In November last year, Paix Liturgique reported that only 9000 priests are serving the Catholic faithful in France. In 1990, the total number of ordinations in the country was 90. Paris had 10, with two for a local independent religious order. Seven are predicted for 2010, and four for 2011.
There are fewer than 750 seminarians currently studying for the priesthood, with about a hundred of these being for religious orders, not dioceses. The diocese of Pamiers, Belfort, Agen and Perpignan have no seminarians. The drop in vocations to the priesthood will result, the group said, in at least one third of French dioceses either effectively ceasing to exist or being forced to amalgamate over the next 15 years.

But in small pockets where traditional liturgical practice, combined with traditional moral doctrine, is encouraged, French Catholicism is flourishing. Two years ago, Pope Benedict issued the document “Summorum Pontificum,” allowing the use of the pre-Vatican II Mass in Latin. Despite it remaining a “taboo” subject to the liberal faction of the French episcopate, the older rite, what is now being called the Extraordinary Form, is acting as a catalyst for growth in the few areas where it has been accepted by bishops.

More than 14 per cent of ordinations in France were for the Extraordinary Form in 2009, according to Paix Liturgique, with 15 French priests ordained for it. Almost 20 per cent of seminarians, 160, are destined for the Extraordinary Form. The group notes that if the current trends continue, in a few more years more than a quarter of all French seminarians will be studying for the older form of the liturgy, a rite that naturally selects against doctrinal and moral “liberalism.”

According to a CSA poll taken in September 2008, a third of practicing Catholics in France said they would willingly attend a traditional Mass if it were available.

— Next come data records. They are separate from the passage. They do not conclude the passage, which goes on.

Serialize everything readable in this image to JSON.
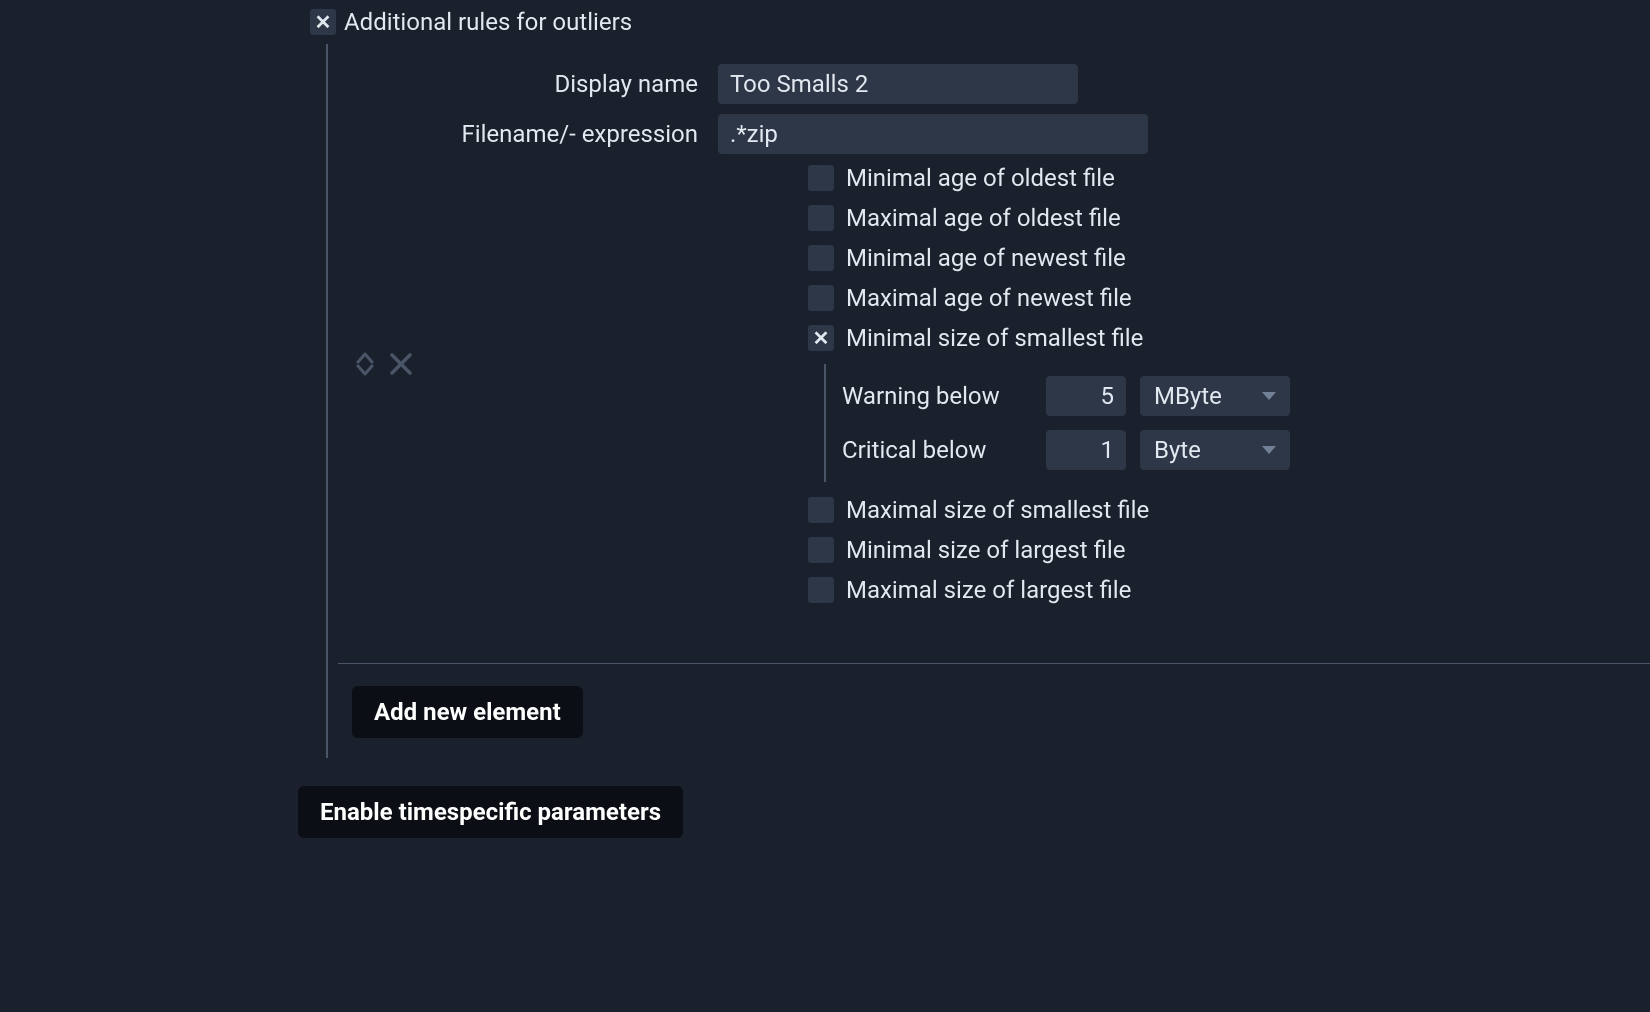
{
  "section": {
    "title": "Additional rules for outliers"
  },
  "rule": {
    "display_name_label": "Display name",
    "display_name_value": "Too Smalls 2",
    "filename_label": "Filename/- expression",
    "filename_value": ".*zip",
    "options": {
      "min_age_oldest": "Minimal age of oldest file",
      "max_age_oldest": "Maximal age of oldest file",
      "min_age_newest": "Minimal age of newest file",
      "max_age_newest": "Maximal age of newest file",
      "min_size_smallest": "Minimal size of smallest file",
      "max_size_smallest": "Maximal size of smallest file",
      "min_size_largest": "Minimal size of largest file",
      "max_size_largest": "Maximal size of largest file"
    },
    "thresholds": {
      "warning_label": "Warning below",
      "warning_value": "5",
      "warning_unit": "MByte",
      "critical_label": "Critical below",
      "critical_value": "1",
      "critical_unit": "Byte"
    }
  },
  "buttons": {
    "add_new": "Add new element",
    "enable_timespecific": "Enable timespecific parameters"
  }
}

In September, Archbishop Dominique Rey of the southern diocese of Fréjus-Toulon, ordained two priests to his diocese in what is now being called the “Extraordinary Form.”
This move, though heavily criticized by many in the liberal factions of the French Church, followed the ordination of 14 priests and 11 deacons in the newer “Novus Ordo” form in June, demonstrating that the two forms can live side by side.

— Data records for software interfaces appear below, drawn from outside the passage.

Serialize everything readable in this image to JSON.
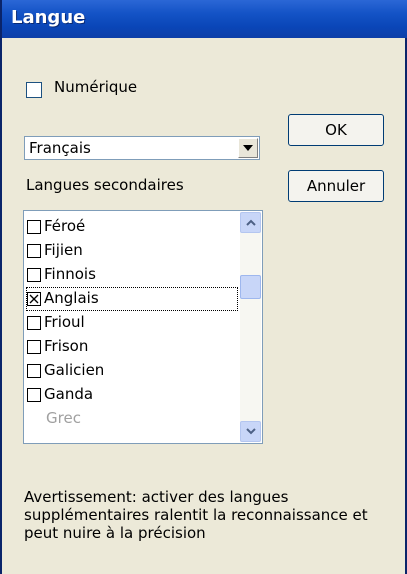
{
  "window": {
    "title": "Langue"
  },
  "numeric": {
    "label": "Numérique",
    "checked": false
  },
  "language_select": {
    "value": "Français",
    "icon": "dropdown-arrow-icon"
  },
  "buttons": {
    "ok": "OK",
    "cancel": "Annuler"
  },
  "secondary": {
    "label": "Langues secondaires",
    "items": [
      {
        "label": "Féroé",
        "checked": false,
        "enabled": true
      },
      {
        "label": "Fijien",
        "checked": false,
        "enabled": true
      },
      {
        "label": "Finnois",
        "checked": false,
        "enabled": true
      },
      {
        "label": "Anglais",
        "checked": true,
        "enabled": true
      },
      {
        "label": "Frioul",
        "checked": false,
        "enabled": true
      },
      {
        "label": "Frison",
        "checked": false,
        "enabled": true
      },
      {
        "label": "Galicien",
        "checked": false,
        "enabled": true
      },
      {
        "label": "Ganda",
        "checked": false,
        "enabled": true
      },
      {
        "label": "Grec",
        "checked": false,
        "enabled": false
      }
    ]
  },
  "warning": {
    "lines": [
      "Avertissement: activer des langues",
      "supplémentaires ralentit la reconnaissance et",
      "peut nuire à la précision"
    ]
  },
  "colors": {
    "titlebar": "#0A46B8",
    "face": "#ECE9D8",
    "scroll": "#C8D6F8"
  }
}
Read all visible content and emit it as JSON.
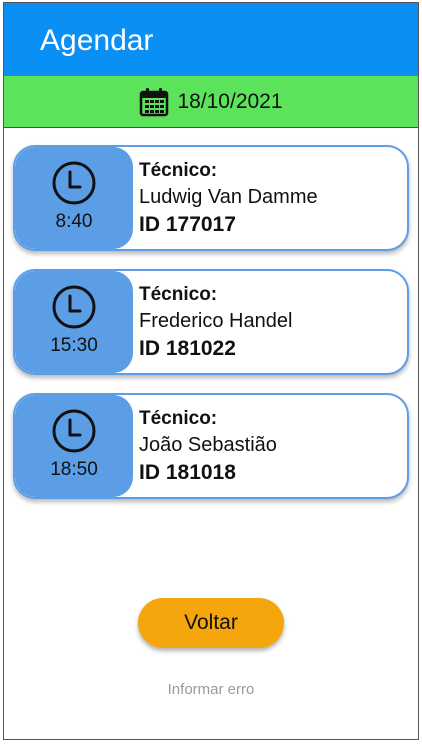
{
  "header": {
    "title": "Agendar"
  },
  "date_bar": {
    "icon": "calendar-icon",
    "date": "18/10/2021"
  },
  "appointments": [
    {
      "time": "8:40",
      "label": "Técnico:",
      "name": "Ludwig Van Damme",
      "id": "ID 177017"
    },
    {
      "time": "15:30",
      "label": "Técnico:",
      "name": "Frederico Handel",
      "id": "ID 181022"
    },
    {
      "time": "18:50",
      "label": "Técnico:",
      "name": "João Sebastião",
      "id": "ID 181018"
    }
  ],
  "actions": {
    "back_label": "Voltar",
    "report_label": "Informar erro"
  },
  "colors": {
    "header": "#0a8ff5",
    "date_bar": "#5ce35c",
    "card_accent": "#5b9ee6",
    "button": "#f4a60c",
    "link": "#9a9a9a"
  }
}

Paix Liturgique reports that the diocese of Fréjus-Toulon has about 80 seminarians in the only seminary in the world that trains priests in both the pre-Vatican II and the newer rite.

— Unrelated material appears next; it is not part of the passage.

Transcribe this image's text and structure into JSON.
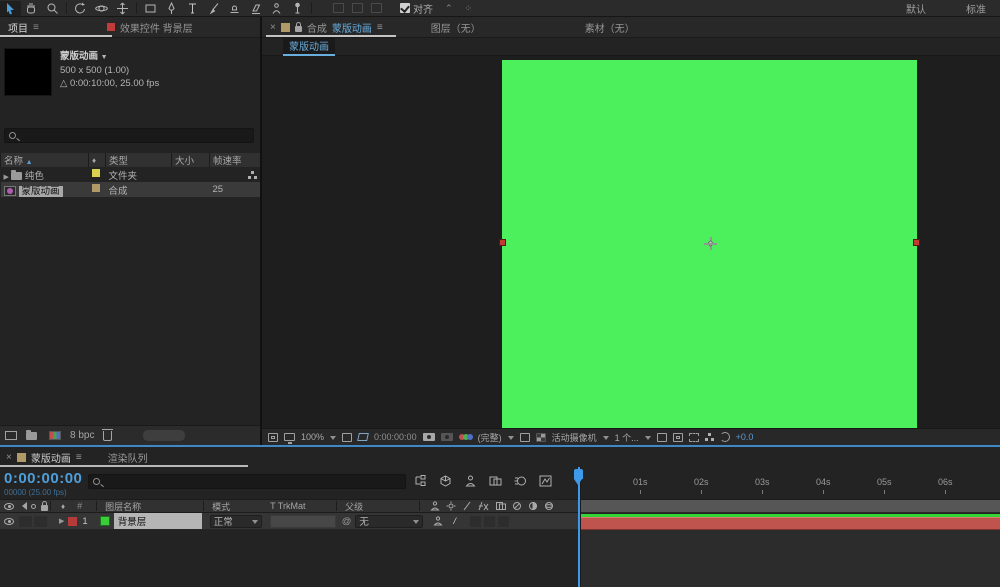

In July, Paix Liturgique reported significant growth in Mass attendance in areas that have allowed the use of the older form. In addition to the existing 132 “authorized” places of worship and 184 served by the canonically irregular Society of Saint Pius X, an additional 72 new chapels and churches have been allowed for the use of the Extraordinary Form. This represents an increase from 55 per cent in two years, compared to an increase of between 2 and 5 per cent between 1988 and 2007.

Even more unexpectedly, the requests to dioceses from the laity for the celebration of the Extraordinary Form, have also dramatically increased. Paix Liturgique reports that more than 350 groups of French Catholic families have formally requested the older form of the Mass from their dioceses all over France and more than 600 groups have formed to promote the older form and have asked for it informally, making direct requests to parish priests.